He said the vaccine did not prevent coughs and colds, but it could offer protection against full-on flu.

Health officials say influenza affects up to one in five New Zealanders each year, and about 400 deaths here are related to influenza infection.

Dr Bourne said it took a few weeks after immunisation to develop full immunity, so the earlier people were vaccinated, the better.

Rotorua Medical Group practice manager Alison Chapman said staff had not seen any influenza at its two clinics. "Strep throats and gastro problems seem to be prevalent."

Ms Chapman said the practice's occupational health division has reported more employers providing influenza vaccines to employees.

Dr Phil Shoemack, Bay of Plenty District Health Board (Toi Te Ora) on-call Medical Officer of Health, said the national target for vaccination was 75 per cent of all people eligible for free vaccinations: those over 65; anyone with a chronic illness; and pregnant women.

Dr Shoemack said coverage for Bay of Plenty residents was similar to elsewhere.

"In recent years we've reached the 75 per cent target for people aged 65 years and older, but haven't yet managed to consistently vaccinate more than 50 per cent of those with a chronic illness." He said the proportion of pregnant women receiving influenza vaccine is not known.

The Ministry of Health aims to distribute 1.2 million vaccine doses nationwide.

The number of locals vaccinated has increased during the past four years. A ministry spokesman said that last year, by the end of the flu season (September 11), 57,630 Bay residents had had the flu jab. That number was up fromlast year: 2014 saw 54,300 shots delivered, in 2013, it was 57,909 and, in 2012, it was 48,010.

Dr Shoemack said this year's seasonal influenza vaccine offered protection against the following strains: A/California, A/Hong Kong and B/Brisbane.

He said influenza was a potentially serious viral infection much worse than a cold. Symptoms include a cough, headache, fever or chills, aches and pains, fatigue and feeling miserable.

Operations manager at Rotorua's Te Ngae Medical Centre Henrietta Egger said her clinic got off to a good head start this year compared to last, when the vaccine arrived in March.

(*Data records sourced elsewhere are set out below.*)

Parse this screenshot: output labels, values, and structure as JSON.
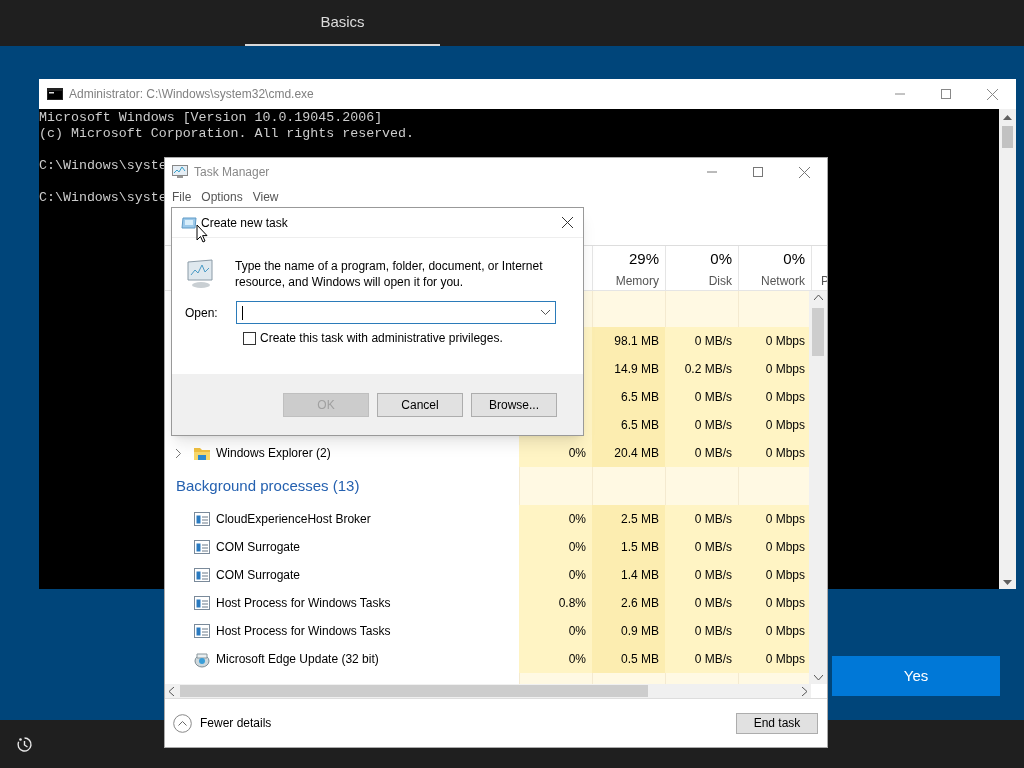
{
  "setup": {
    "tabs": [
      {
        "label": "Basics",
        "selected": true
      }
    ],
    "yes_button": "Yes"
  },
  "console": {
    "title": "Administrator: C:\\Windows\\system32\\cmd.exe",
    "blocks": [
      [
        "Microsoft Windows [Version 10.0.19045.2006]",
        "(c) Microsoft Corporation. All rights reserved."
      ],
      [
        "C:\\Windows\\syste"
      ],
      [
        "C:\\Windows\\syste"
      ]
    ]
  },
  "task_manager": {
    "title": "Task Manager",
    "menu": [
      "File",
      "Options",
      "View"
    ],
    "columns": [
      {
        "percent": "29%",
        "label": "Memory"
      },
      {
        "percent": "0%",
        "label": "Disk"
      },
      {
        "percent": "0%",
        "label": "Network"
      },
      {
        "label": "P"
      }
    ],
    "rows": [
      {
        "kind": "partial",
        "memory": "98.1 MB",
        "disk": "0 MB/s",
        "network": "0 Mbps"
      },
      {
        "kind": "partial",
        "memory": "14.9 MB",
        "disk": "0.2 MB/s",
        "network": "0 Mbps"
      },
      {
        "kind": "partial",
        "memory": "6.5 MB",
        "disk": "0 MB/s",
        "network": "0 Mbps"
      },
      {
        "kind": "partial",
        "memory": "6.5 MB",
        "disk": "0 MB/s",
        "network": "0 Mbps"
      },
      {
        "kind": "app",
        "name": "Windows Explorer (2)",
        "expanded": false,
        "cpu": "0%",
        "memory": "20.4 MB",
        "disk": "0 MB/s",
        "network": "0 Mbps"
      },
      {
        "kind": "group",
        "name": "Background processes (13)"
      },
      {
        "kind": "process",
        "name": "CloudExperienceHost Broker",
        "cpu": "0%",
        "memory": "2.5 MB",
        "disk": "0 MB/s",
        "network": "0 Mbps"
      },
      {
        "kind": "process",
        "name": "COM Surrogate",
        "cpu": "0%",
        "memory": "1.5 MB",
        "disk": "0 MB/s",
        "network": "0 Mbps"
      },
      {
        "kind": "process",
        "name": "COM Surrogate",
        "cpu": "0%",
        "memory": "1.4 MB",
        "disk": "0 MB/s",
        "network": "0 Mbps"
      },
      {
        "kind": "process",
        "name": "Host Process for Windows Tasks",
        "cpu": "0.8%",
        "memory": "2.6 MB",
        "disk": "0 MB/s",
        "network": "0 Mbps"
      },
      {
        "kind": "process",
        "name": "Host Process for Windows Tasks",
        "cpu": "0%",
        "memory": "0.9 MB",
        "disk": "0 MB/s",
        "network": "0 Mbps"
      },
      {
        "kind": "updater",
        "name": "Microsoft Edge Update (32 bit)",
        "cpu": "0%",
        "memory": "0.5 MB",
        "disk": "0 MB/s",
        "network": "0 Mbps"
      }
    ],
    "fewer_details": "Fewer details",
    "end_task": "End task"
  },
  "dialog": {
    "title": "Create new task",
    "message": "Type the name of a program, folder, document, or Internet resource, and Windows will open it for you.",
    "open_label": "Open:",
    "checkbox": {
      "label": "Create this task with administrative privileges.",
      "checked": false
    },
    "buttons": [
      {
        "label": "OK",
        "disabled": true
      },
      {
        "label": "Cancel",
        "disabled": false
      },
      {
        "label": "Browse...",
        "disabled": false
      }
    ]
  }
}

"I don't think we've seen a huge number of cases of influenza, but winter's only just starting now. We've had a good uptake [of vaccine]." She said the practice promoted flu shots on its Facebook page, and had had extra nursing staff for twice-weekly vaccination clinics since mid-March.

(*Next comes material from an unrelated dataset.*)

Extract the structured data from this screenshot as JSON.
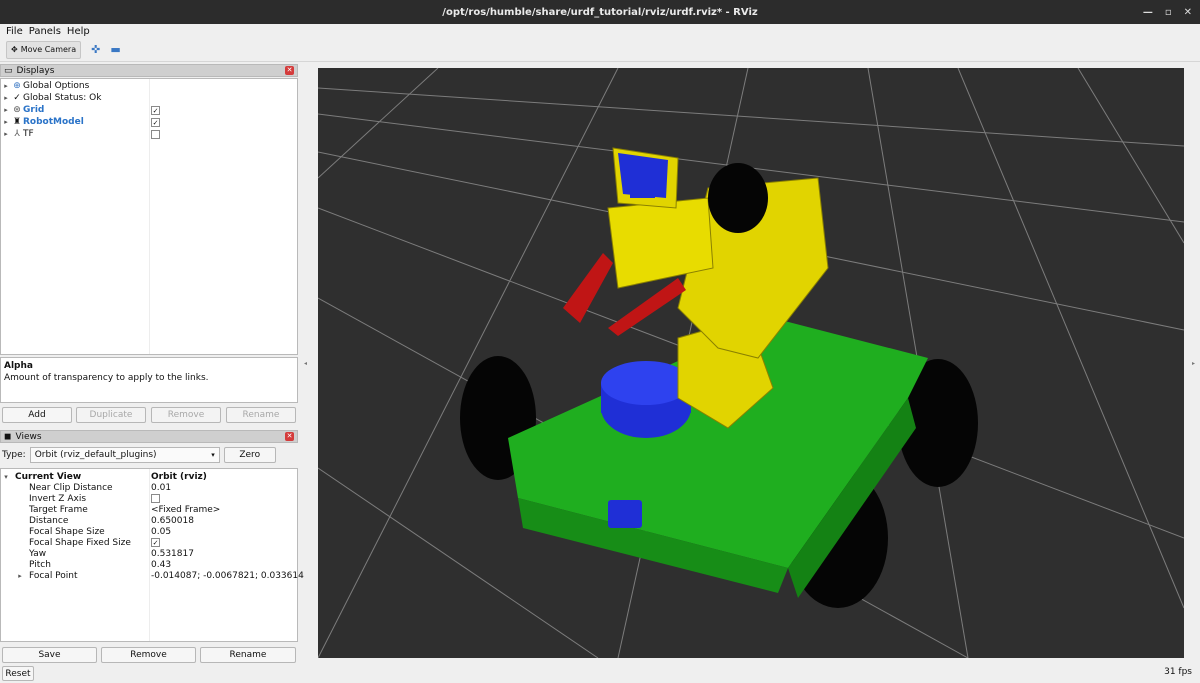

Mrs Egger said most patients were well informed.

"There are always those people who think it makes me sick. It doesn't; it's not a live vaccine. It's not going to give you the flu."

She said children were encouraged to get vaccinated, as well, and most of the clinic's staff would have given their own kids the vaccine.

"It's not just yourself. It's your children, it's school ... it affects the whole community, really, because you pass it on."